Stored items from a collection
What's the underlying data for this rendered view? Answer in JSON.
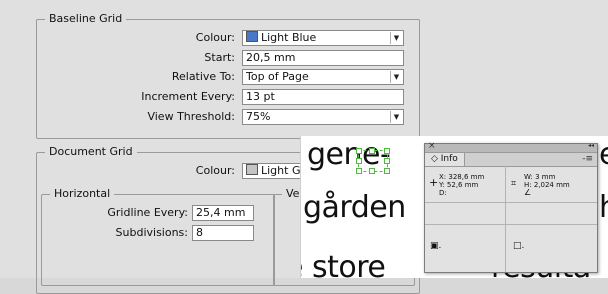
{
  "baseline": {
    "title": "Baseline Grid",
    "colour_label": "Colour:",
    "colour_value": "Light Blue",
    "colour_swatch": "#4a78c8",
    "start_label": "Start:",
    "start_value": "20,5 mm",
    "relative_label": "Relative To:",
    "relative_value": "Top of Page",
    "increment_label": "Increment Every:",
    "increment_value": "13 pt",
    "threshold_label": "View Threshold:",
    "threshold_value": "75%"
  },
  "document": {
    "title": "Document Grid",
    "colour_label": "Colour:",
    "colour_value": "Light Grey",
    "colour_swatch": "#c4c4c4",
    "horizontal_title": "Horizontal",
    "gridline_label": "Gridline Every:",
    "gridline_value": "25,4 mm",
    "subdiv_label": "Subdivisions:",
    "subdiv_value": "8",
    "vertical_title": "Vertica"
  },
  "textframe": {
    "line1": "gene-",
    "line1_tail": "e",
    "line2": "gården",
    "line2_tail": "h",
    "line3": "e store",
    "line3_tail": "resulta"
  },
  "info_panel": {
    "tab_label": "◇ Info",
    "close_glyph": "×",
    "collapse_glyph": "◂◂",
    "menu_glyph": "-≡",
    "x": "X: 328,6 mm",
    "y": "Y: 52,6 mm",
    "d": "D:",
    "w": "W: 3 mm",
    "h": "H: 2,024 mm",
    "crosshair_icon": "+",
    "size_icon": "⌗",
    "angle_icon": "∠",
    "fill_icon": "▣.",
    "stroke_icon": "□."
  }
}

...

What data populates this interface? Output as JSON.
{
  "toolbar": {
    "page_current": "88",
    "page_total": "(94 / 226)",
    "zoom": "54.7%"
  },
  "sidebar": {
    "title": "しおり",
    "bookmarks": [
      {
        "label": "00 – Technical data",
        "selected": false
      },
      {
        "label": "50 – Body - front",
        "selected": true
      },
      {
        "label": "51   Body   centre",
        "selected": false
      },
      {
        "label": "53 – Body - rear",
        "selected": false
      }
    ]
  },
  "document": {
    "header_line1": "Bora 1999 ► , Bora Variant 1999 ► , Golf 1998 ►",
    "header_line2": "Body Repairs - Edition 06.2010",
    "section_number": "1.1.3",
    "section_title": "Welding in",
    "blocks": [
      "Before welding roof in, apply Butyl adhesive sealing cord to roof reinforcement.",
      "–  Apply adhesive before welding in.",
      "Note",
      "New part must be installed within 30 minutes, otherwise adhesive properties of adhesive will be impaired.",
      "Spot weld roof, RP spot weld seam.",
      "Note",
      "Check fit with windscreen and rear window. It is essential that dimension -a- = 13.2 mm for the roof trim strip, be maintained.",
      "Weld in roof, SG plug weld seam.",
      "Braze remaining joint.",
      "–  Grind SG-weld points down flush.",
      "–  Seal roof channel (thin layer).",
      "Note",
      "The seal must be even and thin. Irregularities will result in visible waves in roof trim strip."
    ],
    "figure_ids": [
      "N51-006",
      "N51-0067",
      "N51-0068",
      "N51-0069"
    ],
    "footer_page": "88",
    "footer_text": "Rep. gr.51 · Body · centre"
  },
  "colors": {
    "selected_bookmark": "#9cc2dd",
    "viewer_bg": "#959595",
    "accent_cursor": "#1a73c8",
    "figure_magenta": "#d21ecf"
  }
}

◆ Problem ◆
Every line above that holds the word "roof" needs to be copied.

◆ Answer box ◆
      "Before welding roof in, apply Butyl adhesive sealing cord to roof reinforcement.",
      "Spot weld roof, RP spot weld seam.",
      "Check fit with windscreen and rear window. It is essential that dimension -a- = 13.2 mm for the roof trim strip, be maintained.",
      "Weld in roof, SG plug weld seam.",
      "–  Seal roof channel (thin layer).",
      "The seal must be even and thin. Irregularities will result in visible waves in roof trim strip."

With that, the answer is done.